Talk about the custom work. That’s got to feel a little like therapy. Do you ask people why they choose the scents they do? I don’t ask even though I’m always very interested in what they pick. But people do tell me…they often talk about memories. Scent is a very rich, a very un–languaged way of communicating. I love this. Some things just feel beautiful to us. They just escape the rational.
Do people come back asking for the same scents, or do their tastes change over time? One of the interesting things about the custom work is that I get repeat commissions. They’ll come back 10 years later and they’ll choose something completely different. Many times it happens if they’ve had big changes in their lives.
So let’s talk about your “design” process. Each perfume has its own genesis. Each perfume has a design problem that I’m trying to solve.
There’s been a odd genesis to the most recent scents. Oud Luban (divine) was based on the Clarimonde project, inspired/instigated by the Indieperfumes blog. Then there’s one I made with Liza called Shiso. She brought me this powder perfume that geishas wore in their kimonos. It was based on her knowledge of the great essences that they used in geisha perfume. She picked the essences, then I added a more modern sensibility to it, and thus Shiso was born.
This is so unfair, but do you have a favorite? Always the last one. I tend to work in an intense fashion trying to make something that’s beautiful. I’m in it. Then it passes.
One of the ways your sensualist nature comes out is in the packaging. You obviously spend a great deal of time in choosing it. It’s a piece of the experience, and its in the card, tissue paper, the things I send out…I feel that all of it should come together and bring someone pleasure. I have a commitment to great materials, the work of the hand, the packaging.
Do you think that perfume is a luxury? I love luxury and I love beauty but I think they’re tired words. When I talk about luxury and beauty, I mean it in a personal way. There’s a great deal of what is considered luxury that really isn’t, not any more.
What’s the future of perfume? Is it more and more mass, or is there a shift taking place? Oh I think there’s increasingly an artistic sensibility that’s coming to the fore. I think there are people interested in the artisanal aspects, and not sending it off to a lab to be made.
Who would play you in the movie of your life? Angelica Houston. Why? She’s got that quirky thing. I’m definitely a quirky person. I didn’t think I am, but I realize…I am so different.
And what kind of film? It would be very uplifting. I did work that I loved (I loved being a therapist), loved writing books, love where I live. (She’s lived behind Chez Panisse for 30 years: you can see Alice Waters‘ restaurant at the end of Mandy’s garden.) I got (re)married in my sixties and I’m having so much fun. I feel so very fortunate.

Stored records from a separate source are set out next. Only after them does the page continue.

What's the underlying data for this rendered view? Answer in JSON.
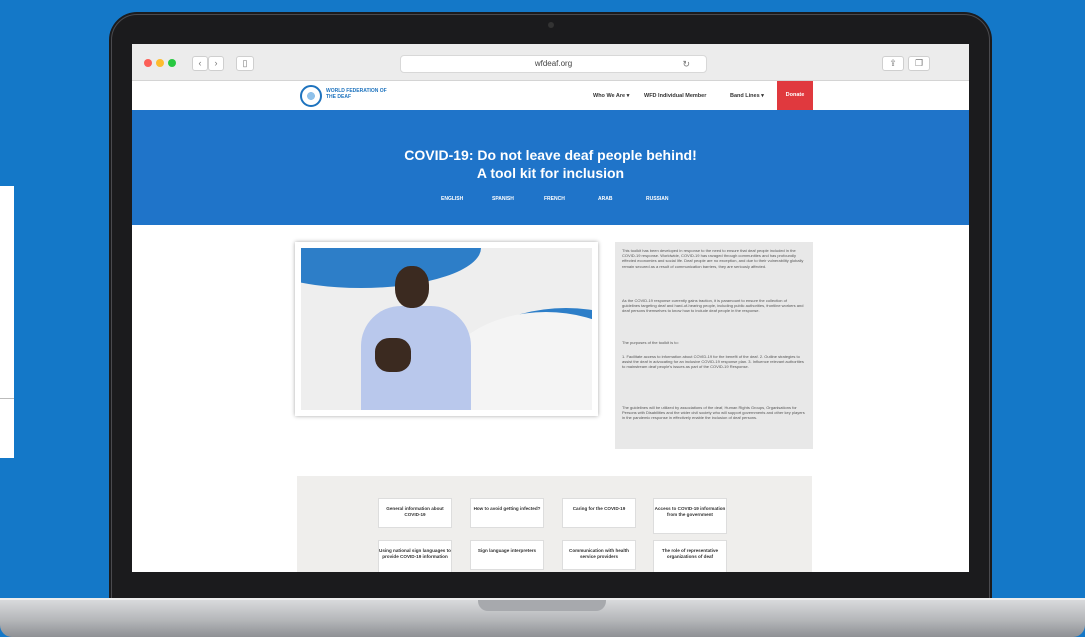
{
  "browser": {
    "url": "wfdeaf.org",
    "back_icon": "chevron-left-icon",
    "forward_icon": "chevron-right-icon",
    "sidebar_icon": "sidebar-icon",
    "reload_icon": "reload-icon",
    "share_icon": "share-icon",
    "tabs_icon": "tabs-icon"
  },
  "site": {
    "logo_text": "WORLD FEDERATION OF THE DEAF",
    "nav": [
      "Who We Are ▾",
      "WFD Individual Member",
      "Band Lines ▾"
    ],
    "donate": "Donate"
  },
  "banner": {
    "title_line1": "COVID-19: Do not leave deaf people behind!",
    "title_line2": "A tool kit for inclusion",
    "languages": [
      "ENGLISH",
      "SPANISH",
      "FRENCH",
      "ARAB",
      "RUSSIAN"
    ]
  },
  "intro": {
    "p1": "This toolkit has been developed in response to the need to ensure that deaf people included in the COVID-19 response. Worldwide, COVID-19 has ravaged through communities and has profoundly effected economies and social life. Deaf people are no exception, and due to their vulnerability globally remain secured as a result of communication barriers, they are seriously affected.",
    "p2": "As the COVID-19 response currently gains traction, it is paramount to ensure the collection of guidelines targeting deaf and hard-of-hearing people, including public authorities, frontline workers and deaf persons themselves to know how to include deaf people in the response.",
    "p3": "The purposes of the toolkit is to:",
    "p4": "1. Facilitate access to information about COVID-19 for the benefit of the deaf. 2. Outline strategies to assist the deaf in advocating for an inclusive COVID-19 response plan. 3. Influence relevant authorities to mainstream deaf people's issues as part of the COVID-19 Response.",
    "p5": "The guidelines will be utilized by associations of the deaf, Human Rights Groups, Organisations for Persons with Disabilities and the wider civil society who will support governments and other key players in the pandemic response in effectively enable the inclusion of deaf persons."
  },
  "cards": [
    "General information about COVID-19",
    "How to avoid getting infected?",
    "Caring for the COVID-19",
    "Access to COVID-19 information from the government",
    "Using national sign languages to provide COVID-19 information",
    "Sign language interpreters",
    "Communication with health service providers",
    "The role of representative organizations of deaf"
  ]
}
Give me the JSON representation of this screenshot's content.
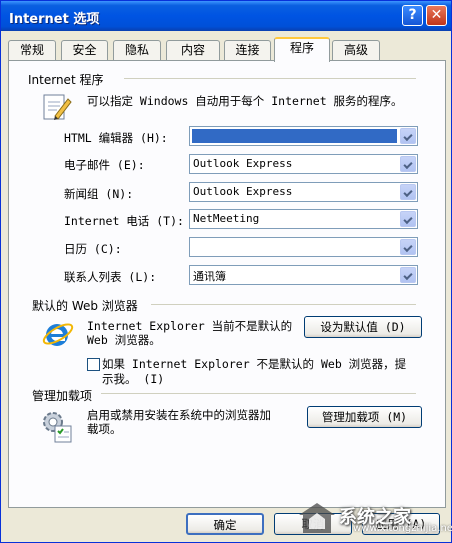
{
  "window": {
    "title": "Internet 选项",
    "help_glyph": "?",
    "close_glyph": "✕"
  },
  "tabs": [
    {
      "label": "常规"
    },
    {
      "label": "安全"
    },
    {
      "label": "隐私"
    },
    {
      "label": "内容"
    },
    {
      "label": "连接"
    },
    {
      "label": "程序",
      "active": true
    },
    {
      "label": "高级"
    }
  ],
  "programs": {
    "group_title": "Internet 程序",
    "description": "可以指定 Windows 自动用于每个 Internet 服务的程序。",
    "rows": [
      {
        "label": "HTML 编辑器 (H):",
        "value": "",
        "selected": true
      },
      {
        "label": "电子邮件 (E):",
        "value": "Outlook Express"
      },
      {
        "label": "新闻组 (N):",
        "value": "Outlook Express"
      },
      {
        "label": "Internet 电话 (T):",
        "value": "NetMeeting"
      },
      {
        "label": "日历 (C):",
        "value": ""
      },
      {
        "label": "联系人列表 (L):",
        "value": "通讯簿"
      }
    ]
  },
  "browser": {
    "group_title": "默认的 Web 浏览器",
    "status_line1": "Internet Explorer 当前不是默认的",
    "status_line2": "Web 浏览器。",
    "set_default_label": "设为默认值 (D)",
    "check_line1": "如果 Internet Explorer 不是默认的 Web 浏览器，提",
    "check_line2": "示我。 (I)",
    "checked": false
  },
  "addons": {
    "group_title": "管理加载项",
    "desc_line1": "启用或禁用安装在系统中的浏览器加",
    "desc_line2": "载项。",
    "manage_label": "管理加载项 (M)"
  },
  "footer": {
    "ok_label": "确定",
    "cancel_label": "取消",
    "apply_label": "应用 (A)"
  },
  "watermark": {
    "text": "系统之家",
    "url": "www.xitongzhijia.net"
  },
  "colors": {
    "titlebar": "#0054e3",
    "selection": "#316ac5",
    "tab_accent": "#ffc83c"
  }
}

What things define you? (Mandy gets very still; her voice deepens.)
100 year old ambergris
The print given to me by Leonard Cohen–the last verse from Hallelujah
My engagement ring that my husband gave me